6a Architects designed the expansion of the South London Gallery in 2010, transforming it from a singular gallery interior into an expanded sequence of interior and exterior spaces hosting a range of different functions simultaneously.
The neighbouring derelict house at No. 67 has been refurbished to create a café on the ground floor, exhibition spaces above and a flat for an artist-in-residence on the second floor. The new spaces follow the arrangement of the original but the architectural language is abstracted and reduced to create a ghost-like image of the former house.
Behind the house, a three-storey extension has been built to create a double height room leading back to the gallery and through the new Fox Garden to the Clore Education Studio.
Given the practice’s interest in embodying historic memory in contemporary interpretations, it was highly appropriate that it chose to use izé’s Budapest handles and bathroom signs, designed by architect and design critic Edwin Heathcote with a simple elegance that is both of today and carries echoes of earlier times.
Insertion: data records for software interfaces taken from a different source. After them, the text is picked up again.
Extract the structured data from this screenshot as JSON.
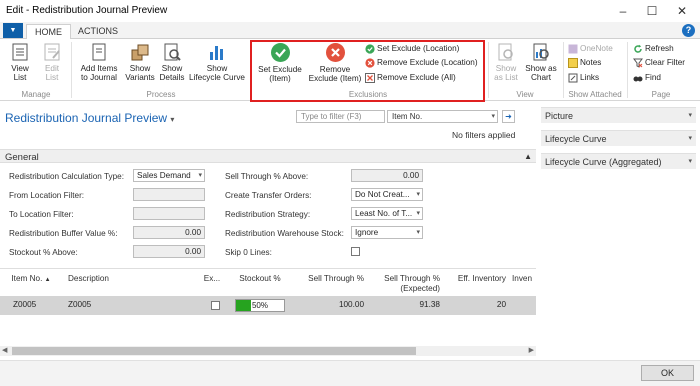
{
  "window": {
    "title": "Edit - Redistribution Journal Preview"
  },
  "tabs": [
    "HOME",
    "ACTIONS"
  ],
  "ribbon": {
    "manage": {
      "label": "Manage",
      "view_list": [
        "View",
        "List"
      ],
      "edit_list": [
        "Edit",
        "List"
      ]
    },
    "process": {
      "label": "Process",
      "add_items": [
        "Add Items",
        "to Journal"
      ],
      "show_variants": [
        "Show",
        "Variants"
      ],
      "show_details": [
        "Show",
        "Details"
      ],
      "show_lifecycle": [
        "Show",
        "Lifecycle Curve"
      ]
    },
    "exclusions": {
      "label": "Exclusions",
      "set_exclude_item": [
        "Set Exclude",
        "(Item)"
      ],
      "remove_exclude_item": [
        "Remove",
        "Exclude (Item)"
      ],
      "set_exclude_location": "Set Exclude (Location)",
      "remove_exclude_location": "Remove Exclude (Location)",
      "remove_exclude_all": "Remove Exclude (All)"
    },
    "view": {
      "label": "View",
      "show_as_list": [
        "Show",
        "as List"
      ],
      "show_as_chart": [
        "Show as",
        "Chart"
      ]
    },
    "show_attached": {
      "label": "Show Attached",
      "onenote": "OneNote",
      "notes": "Notes",
      "links": "Links"
    },
    "page": {
      "label": "Page",
      "refresh": "Refresh",
      "clear_filter": "Clear Filter",
      "find": "Find"
    }
  },
  "page": {
    "title": "Redistribution Journal Preview",
    "filter_placeholder": "Type to filter (F3)",
    "filter_field": "Item No.",
    "no_filters": "No filters applied"
  },
  "general": {
    "header": "General",
    "left": [
      {
        "label": "Redistribution Calculation Type:",
        "value": "Sales Demand"
      },
      {
        "label": "From Location Filter:",
        "value": ""
      },
      {
        "label": "To Location Filter:",
        "value": ""
      },
      {
        "label": "Redistribution Buffer Value %:",
        "value": "0.00"
      },
      {
        "label": "Stockout % Above:",
        "value": "0.00"
      }
    ],
    "right": [
      {
        "label": "Sell Through % Above:",
        "value": "0.00"
      },
      {
        "label": "Create Transfer Orders:",
        "value": "Do Not Creat..."
      },
      {
        "label": "Redistribution Strategy:",
        "value": "Least No. of T..."
      },
      {
        "label": "Redistribution Warehouse Stock:",
        "value": "Ignore"
      },
      {
        "label": "Skip 0 Lines:",
        "value": ""
      }
    ]
  },
  "grid": {
    "columns": [
      "Item No.",
      "Description",
      "Ex...",
      "Stockout %",
      "Sell Through %",
      "Sell Through %",
      "(Expected)",
      "Eff. Inventory",
      "Inven"
    ],
    "rows": [
      {
        "item_no": "Z0005",
        "description": "Z0005",
        "excluded": false,
        "stockout": "50%",
        "stockout_fraction": 0.5,
        "sell_through": "100.00",
        "sell_through_expected": "91.38",
        "eff_inventory": "20"
      }
    ]
  },
  "factboxes": [
    "Picture",
    "Lifecycle Curve",
    "Lifecycle Curve (Aggregated)"
  ],
  "footer": {
    "ok": "OK"
  },
  "colors": {
    "accent": "#1b64b3",
    "highlight_frame": "#e02020",
    "progress": "#26a31f"
  }
}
Time Out magazine described the South London Gallery in 2018 as ‘still one of the city’s coolest contemporary art venues’. We can’t disagree.